* Task description *
Go through the entries below and write each one out exactly.

* Items from an interface collection *

--------------------------------------------------

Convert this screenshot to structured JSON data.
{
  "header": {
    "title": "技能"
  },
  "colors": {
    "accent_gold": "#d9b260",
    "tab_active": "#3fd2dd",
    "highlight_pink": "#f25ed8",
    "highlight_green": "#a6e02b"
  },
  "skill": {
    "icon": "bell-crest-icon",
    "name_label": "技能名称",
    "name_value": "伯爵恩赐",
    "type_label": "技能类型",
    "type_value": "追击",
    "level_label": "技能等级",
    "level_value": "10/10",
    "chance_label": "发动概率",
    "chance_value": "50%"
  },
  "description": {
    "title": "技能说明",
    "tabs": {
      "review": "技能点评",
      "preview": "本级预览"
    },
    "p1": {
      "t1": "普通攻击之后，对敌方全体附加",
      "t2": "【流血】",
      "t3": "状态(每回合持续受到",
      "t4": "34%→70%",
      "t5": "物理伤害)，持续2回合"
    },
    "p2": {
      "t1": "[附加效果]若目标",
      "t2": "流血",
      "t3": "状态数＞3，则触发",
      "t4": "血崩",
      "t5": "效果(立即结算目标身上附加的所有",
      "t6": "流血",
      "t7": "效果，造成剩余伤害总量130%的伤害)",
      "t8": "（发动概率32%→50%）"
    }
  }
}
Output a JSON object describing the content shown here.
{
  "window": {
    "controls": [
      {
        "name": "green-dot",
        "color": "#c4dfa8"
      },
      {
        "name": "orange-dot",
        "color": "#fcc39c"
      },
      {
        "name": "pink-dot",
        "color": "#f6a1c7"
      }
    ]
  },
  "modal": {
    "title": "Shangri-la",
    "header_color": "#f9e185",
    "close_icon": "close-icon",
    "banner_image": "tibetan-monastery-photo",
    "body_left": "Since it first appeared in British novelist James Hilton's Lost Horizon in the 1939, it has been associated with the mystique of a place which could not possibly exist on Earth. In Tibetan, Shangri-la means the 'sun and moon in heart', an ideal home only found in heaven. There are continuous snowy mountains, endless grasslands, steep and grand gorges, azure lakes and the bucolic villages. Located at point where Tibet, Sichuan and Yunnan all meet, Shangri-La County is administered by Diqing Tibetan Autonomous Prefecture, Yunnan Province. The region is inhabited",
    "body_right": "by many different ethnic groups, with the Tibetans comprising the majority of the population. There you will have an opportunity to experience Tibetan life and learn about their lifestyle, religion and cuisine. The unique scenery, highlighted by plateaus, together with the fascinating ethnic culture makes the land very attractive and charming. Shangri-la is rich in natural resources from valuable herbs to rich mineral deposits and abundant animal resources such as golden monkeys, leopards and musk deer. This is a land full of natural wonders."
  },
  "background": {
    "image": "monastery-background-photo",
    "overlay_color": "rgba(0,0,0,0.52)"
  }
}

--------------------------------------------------

* Answer below *
Convert this screenshot to structured JSON data.
{
  "header": {
    "title": "技能"
  },
  "colors": {
    "accent_gold": "#d9b260",
    "tab_active": "#3fd2dd",
    "highlight_pink": "#f25ed8",
    "highlight_green": "#a6e02b"
  },
  "skill": {
    "icon": "bell-crest-icon",
    "name_label": "技能名称",
    "name_value": "伯爵恩赐",
    "type_label": "技能类型",
    "type_value": "追击",
    "level_label": "技能等级",
    "level_value": "10/10",
    "chance_label": "发动概率",
    "chance_value": "50%"
  },
  "description": {
    "title": "技能说明",
    "tabs": {
      "review": "技能点评",
      "preview": "本级预览"
    },
    "p1": {
      "t1": "普通攻击之后，对敌方全体附加",
      "t2": "【流血】",
      "t3": "状态(每回合持续受到",
      "t4": "34%→70%",
      "t5": "物理伤害)，持续2回合"
    },
    "p2": {
      "t1": "[附加效果]若目标",
      "t2": "流血",
      "t3": "状态数＞3，则触发",
      "t4": "血崩",
      "t5": "效果(立即结算目标身上附加的所有",
      "t6": "流血",
      "t7": "效果，造成剩余伤害总量130%的伤害)",
      "t8": "（发动概率32%→50%）"
    }
  }
}
Output a JSON object describing the content shown here.
{
  "window": {
    "controls": [
      {
        "name": "green-dot",
        "color": "#c4dfa8"
      },
      {
        "name": "orange-dot",
        "color": "#fcc39c"
      },
      {
        "name": "pink-dot",
        "color": "#f6a1c7"
      }
    ]
  },
  "modal": {
    "title": "Shangri-la",
    "header_color": "#f9e185",
    "close_icon": "close-icon",
    "banner_image": "tibetan-monastery-photo",
    "body_left": "Since it first appeared in British novelist James Hilton's Lost Horizon in the 1939, it has been associated with the mystique of a place which could not possibly exist on Earth. In Tibetan, Shangri-la means the 'sun and moon in heart', an ideal home only found in heaven. There are continuous snowy mountains, endless grasslands, steep and grand gorges, azure lakes and the bucolic villages. Located at point where Tibet, Sichuan and Yunnan all meet, Shangri-La County is administered by Diqing Tibetan Autonomous Prefecture, Yunnan Province. The region is inhabited",
    "body_right": "by many different ethnic groups, with the Tibetans comprising the majority of the population. There you will have an opportunity to experience Tibetan life and learn about their lifestyle, religion and cuisine. The unique scenery, highlighted by plateaus, together with the fascinating ethnic culture makes the land very attractive and charming. Shangri-la is rich in natural resources from valuable herbs to rich mineral deposits and abundant animal resources such as golden monkeys, leopards and musk deer. This is a land full of natural wonders."
  },
  "background": {
    "image": "monastery-background-photo",
    "overlay_color": "rgba(0,0,0,0.52)"
  }
}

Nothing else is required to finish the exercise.